**Listed records**:
"""

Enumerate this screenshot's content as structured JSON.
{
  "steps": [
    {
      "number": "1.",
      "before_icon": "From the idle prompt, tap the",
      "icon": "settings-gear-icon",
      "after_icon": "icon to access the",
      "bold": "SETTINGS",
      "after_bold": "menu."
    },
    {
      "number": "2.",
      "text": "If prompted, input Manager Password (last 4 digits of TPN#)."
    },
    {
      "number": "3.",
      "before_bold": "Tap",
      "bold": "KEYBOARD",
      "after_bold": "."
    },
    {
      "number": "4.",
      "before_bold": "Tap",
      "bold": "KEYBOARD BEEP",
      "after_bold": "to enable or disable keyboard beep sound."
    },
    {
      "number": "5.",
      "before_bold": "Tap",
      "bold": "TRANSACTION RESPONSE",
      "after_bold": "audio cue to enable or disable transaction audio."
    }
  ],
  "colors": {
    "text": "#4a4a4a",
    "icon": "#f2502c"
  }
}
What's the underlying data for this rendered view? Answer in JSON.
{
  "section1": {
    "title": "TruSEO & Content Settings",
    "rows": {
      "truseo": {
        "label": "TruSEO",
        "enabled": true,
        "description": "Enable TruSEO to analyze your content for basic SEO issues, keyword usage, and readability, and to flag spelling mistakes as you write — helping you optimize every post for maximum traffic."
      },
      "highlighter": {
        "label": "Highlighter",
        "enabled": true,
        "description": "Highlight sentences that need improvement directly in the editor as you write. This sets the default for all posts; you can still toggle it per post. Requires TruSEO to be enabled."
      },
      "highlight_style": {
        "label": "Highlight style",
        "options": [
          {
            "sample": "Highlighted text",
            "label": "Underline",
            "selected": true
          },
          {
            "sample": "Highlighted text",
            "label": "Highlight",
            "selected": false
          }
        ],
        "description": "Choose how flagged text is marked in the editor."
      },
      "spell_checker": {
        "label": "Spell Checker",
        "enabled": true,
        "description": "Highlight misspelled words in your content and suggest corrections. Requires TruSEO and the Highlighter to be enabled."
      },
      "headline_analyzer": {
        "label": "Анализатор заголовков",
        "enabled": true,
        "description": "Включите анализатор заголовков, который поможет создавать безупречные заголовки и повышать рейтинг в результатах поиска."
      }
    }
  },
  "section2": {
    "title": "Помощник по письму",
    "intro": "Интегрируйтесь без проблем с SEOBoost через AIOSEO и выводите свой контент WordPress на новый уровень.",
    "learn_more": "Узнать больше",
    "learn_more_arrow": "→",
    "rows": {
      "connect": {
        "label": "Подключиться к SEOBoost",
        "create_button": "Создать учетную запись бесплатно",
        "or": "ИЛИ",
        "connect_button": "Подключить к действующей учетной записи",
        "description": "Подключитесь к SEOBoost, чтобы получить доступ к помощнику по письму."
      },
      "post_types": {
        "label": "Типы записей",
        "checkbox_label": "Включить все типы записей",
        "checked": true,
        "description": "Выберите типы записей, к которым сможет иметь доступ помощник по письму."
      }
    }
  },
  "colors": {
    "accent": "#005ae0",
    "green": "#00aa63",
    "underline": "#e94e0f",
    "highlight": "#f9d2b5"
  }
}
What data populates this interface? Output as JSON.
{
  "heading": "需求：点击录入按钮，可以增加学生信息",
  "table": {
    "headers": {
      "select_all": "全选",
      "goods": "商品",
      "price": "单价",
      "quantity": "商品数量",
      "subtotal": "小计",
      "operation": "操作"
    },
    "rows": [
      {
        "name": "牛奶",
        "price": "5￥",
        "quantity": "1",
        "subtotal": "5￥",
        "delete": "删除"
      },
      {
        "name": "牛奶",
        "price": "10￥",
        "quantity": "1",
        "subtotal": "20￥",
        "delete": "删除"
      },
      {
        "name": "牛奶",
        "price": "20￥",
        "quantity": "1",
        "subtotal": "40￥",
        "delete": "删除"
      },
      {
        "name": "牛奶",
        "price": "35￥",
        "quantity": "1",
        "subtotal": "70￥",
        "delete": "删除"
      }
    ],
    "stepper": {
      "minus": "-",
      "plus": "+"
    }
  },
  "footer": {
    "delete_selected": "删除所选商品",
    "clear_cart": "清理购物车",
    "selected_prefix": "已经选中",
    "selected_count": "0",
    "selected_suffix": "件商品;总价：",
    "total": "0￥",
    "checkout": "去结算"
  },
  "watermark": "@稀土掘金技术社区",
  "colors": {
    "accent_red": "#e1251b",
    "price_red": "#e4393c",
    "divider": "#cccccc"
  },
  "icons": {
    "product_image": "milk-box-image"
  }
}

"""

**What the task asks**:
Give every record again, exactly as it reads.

**Output of the exercise**:
Enumerate this screenshot's content as structured JSON.
{
  "steps": [
    {
      "number": "1.",
      "before_icon": "From the idle prompt, tap the",
      "icon": "settings-gear-icon",
      "after_icon": "icon to access the",
      "bold": "SETTINGS",
      "after_bold": "menu."
    },
    {
      "number": "2.",
      "text": "If prompted, input Manager Password (last 4 digits of TPN#)."
    },
    {
      "number": "3.",
      "before_bold": "Tap",
      "bold": "KEYBOARD",
      "after_bold": "."
    },
    {
      "number": "4.",
      "before_bold": "Tap",
      "bold": "KEYBOARD BEEP",
      "after_bold": "to enable or disable keyboard beep sound."
    },
    {
      "number": "5.",
      "before_bold": "Tap",
      "bold": "TRANSACTION RESPONSE",
      "after_bold": "audio cue to enable or disable transaction audio."
    }
  ],
  "colors": {
    "text": "#4a4a4a",
    "icon": "#f2502c"
  }
}
What's the underlying data for this rendered view? Answer in JSON.
{
  "section1": {
    "title": "TruSEO & Content Settings",
    "rows": {
      "truseo": {
        "label": "TruSEO",
        "enabled": true,
        "description": "Enable TruSEO to analyze your content for basic SEO issues, keyword usage, and readability, and to flag spelling mistakes as you write — helping you optimize every post for maximum traffic."
      },
      "highlighter": {
        "label": "Highlighter",
        "enabled": true,
        "description": "Highlight sentences that need improvement directly in the editor as you write. This sets the default for all posts; you can still toggle it per post. Requires TruSEO to be enabled."
      },
      "highlight_style": {
        "label": "Highlight style",
        "options": [
          {
            "sample": "Highlighted text",
            "label": "Underline",
            "selected": true
          },
          {
            "sample": "Highlighted text",
            "label": "Highlight",
            "selected": false
          }
        ],
        "description": "Choose how flagged text is marked in the editor."
      },
      "spell_checker": {
        "label": "Spell Checker",
        "enabled": true,
        "description": "Highlight misspelled words in your content and suggest corrections. Requires TruSEO and the Highlighter to be enabled."
      },
      "headline_analyzer": {
        "label": "Анализатор заголовков",
        "enabled": true,
        "description": "Включите анализатор заголовков, который поможет создавать безупречные заголовки и повышать рейтинг в результатах поиска."
      }
    }
  },
  "section2": {
    "title": "Помощник по письму",
    "intro": "Интегрируйтесь без проблем с SEOBoost через AIOSEO и выводите свой контент WordPress на новый уровень.",
    "learn_more": "Узнать больше",
    "learn_more_arrow": "→",
    "rows": {
      "connect": {
        "label": "Подключиться к SEOBoost",
        "create_button": "Создать учетную запись бесплатно",
        "or": "ИЛИ",
        "connect_button": "Подключить к действующей учетной записи",
        "description": "Подключитесь к SEOBoost, чтобы получить доступ к помощнику по письму."
      },
      "post_types": {
        "label": "Типы записей",
        "checkbox_label": "Включить все типы записей",
        "checked": true,
        "description": "Выберите типы записей, к которым сможет иметь доступ помощник по письму."
      }
    }
  },
  "colors": {
    "accent": "#005ae0",
    "green": "#00aa63",
    "underline": "#e94e0f",
    "highlight": "#f9d2b5"
  }
}
What data populates this interface? Output as JSON.
{
  "heading": "需求：点击录入按钮，可以增加学生信息",
  "table": {
    "headers": {
      "select_all": "全选",
      "goods": "商品",
      "price": "单价",
      "quantity": "商品数量",
      "subtotal": "小计",
      "operation": "操作"
    },
    "rows": [
      {
        "name": "牛奶",
        "price": "5￥",
        "quantity": "1",
        "subtotal": "5￥",
        "delete": "删除"
      },
      {
        "name": "牛奶",
        "price": "10￥",
        "quantity": "1",
        "subtotal": "20￥",
        "delete": "删除"
      },
      {
        "name": "牛奶",
        "price": "20￥",
        "quantity": "1",
        "subtotal": "40￥",
        "delete": "删除"
      },
      {
        "name": "牛奶",
        "price": "35￥",
        "quantity": "1",
        "subtotal": "70￥",
        "delete": "删除"
      }
    ],
    "stepper": {
      "minus": "-",
      "plus": "+"
    }
  },
  "footer": {
    "delete_selected": "删除所选商品",
    "clear_cart": "清理购物车",
    "selected_prefix": "已经选中",
    "selected_count": "0",
    "selected_suffix": "件商品;总价：",
    "total": "0￥",
    "checkout": "去结算"
  },
  "watermark": "@稀土掘金技术社区",
  "colors": {
    "accent_red": "#e1251b",
    "price_red": "#e4393c",
    "divider": "#cccccc"
  },
  "icons": {
    "product_image": "milk-box-image"
  }
}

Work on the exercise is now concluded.